This is the third in my 10-part series about women ancestors and needlework called The Stitches We Leave Behind.
The real story of sewing in my father’s family starts with Mary Katherine’s oldest daughter, Cecelia Pearl Bryant, who was a quilter and kept a quilting frame in her dining room, folded up and pushed against the wall when it wasn’t in use.
Cecelia Pearl Bryant was born October 6, 1887 in Kentucky. Her family moved to the Salina, Ohio area when she was six years old. She was the oldest of nine children. Her name was Ora Pearl originally, but she changed it to Cecelia when she converted to Catholicism. Her family and friends called her Pearl.
When she was 22 years old, Cecelia Pearl had a son out of wedlock. She had worked for a family named Hall. According to my great aunt Agnes, Mrs. Hall was either pregnant, was in the hospital, or was deceased. Cecelia later went to court to prove paternity. She named her son Louis Hall. But according to my great uncle Ben, she never talked about Louie’s father.
Cecelia moved to the city of Piqua and got a job in the mills, sewing, to support herself and her son. Later she worked at an underwear factory, the Hosiery. Cecelia met William Wirrig who was from a farming family north of Piqua. They were married on November 6, 1913. My father’s mother, my grandmother, was their first child.
Times were difficult when Cecelia and William were raising their family. But although money was scarce, Cecelia always tried to give the children a nice Christmas. She would make doll dresses for the girls. A car accident and arthritis eventually prevented Cecelia from being able to walk later in life.

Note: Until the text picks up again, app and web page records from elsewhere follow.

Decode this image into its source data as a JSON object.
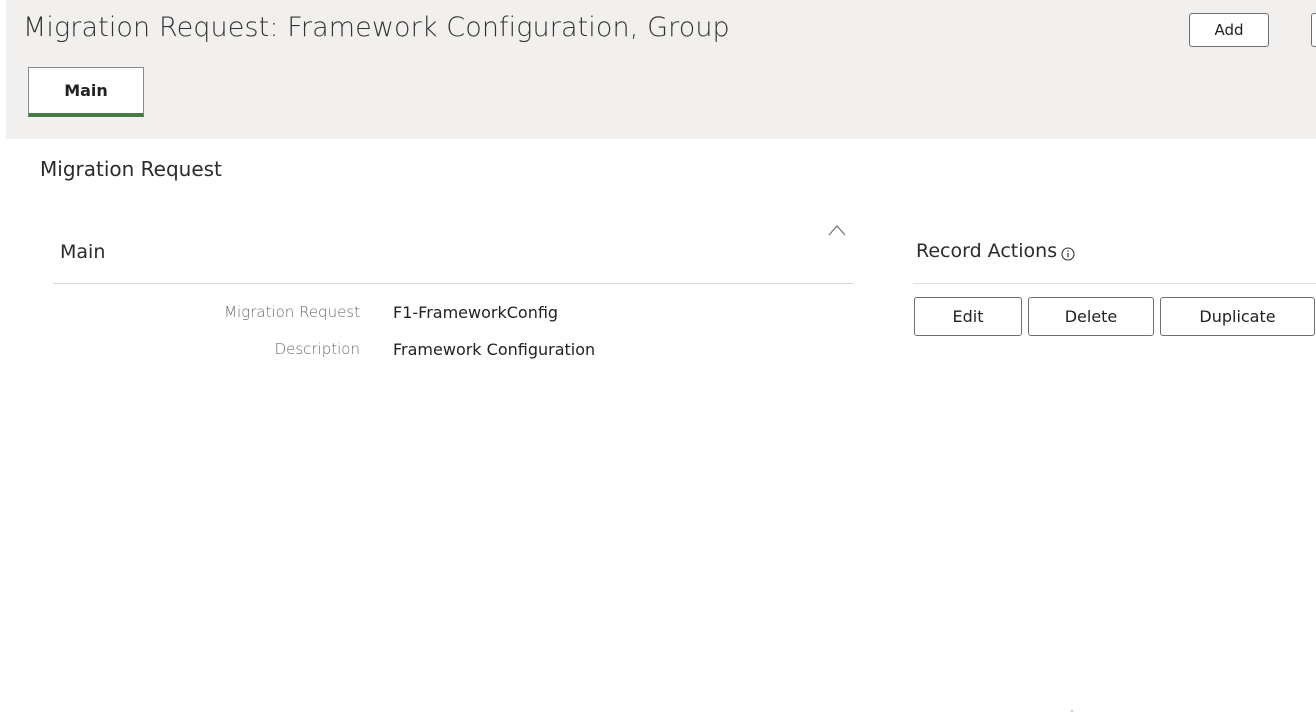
{
  "header": {
    "title": "Migration Request: Framework Configuration, Group",
    "add_label": "Add",
    "tabs": [
      {
        "label": "Main",
        "selected": true
      }
    ]
  },
  "section": {
    "title": "Migration Request"
  },
  "main_panel": {
    "title": "Main",
    "collapse_icon": "chevron-up-icon",
    "fields": [
      {
        "label": "Migration Request",
        "value": "F1-FrameworkConfig"
      },
      {
        "label": "Description",
        "value": "Framework Configuration"
      }
    ]
  },
  "record_actions": {
    "title": "Record Actions",
    "info_icon": "info-icon",
    "buttons": {
      "edit": "Edit",
      "delete": "Delete",
      "duplicate": "Duplicate"
    }
  },
  "colors": {
    "header_bg": "#f1f0ee",
    "tab_underline": "#4a7a4a",
    "border": "#6e6e6e",
    "label_text": "#6a6a6a"
  }
}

My father remembers, “She used to sew and sew and sew. And talk to her bird.”
I never knew my great-grandmother Cecelia quilted until recently. I don’t have anything that she made. I hope to locate one of her quilts some day.
I do have the treadle sewing machine that my great-grandmother Cecelia Pearl Bryant Wirrig used at home. My sister and I used to sew doll clothes, that we designed ourselves, on it when we were young. Too bad I didn’t save some of those gems.
See The Stitches We Leave Behind under the Series tab above for more links in this 10-part series.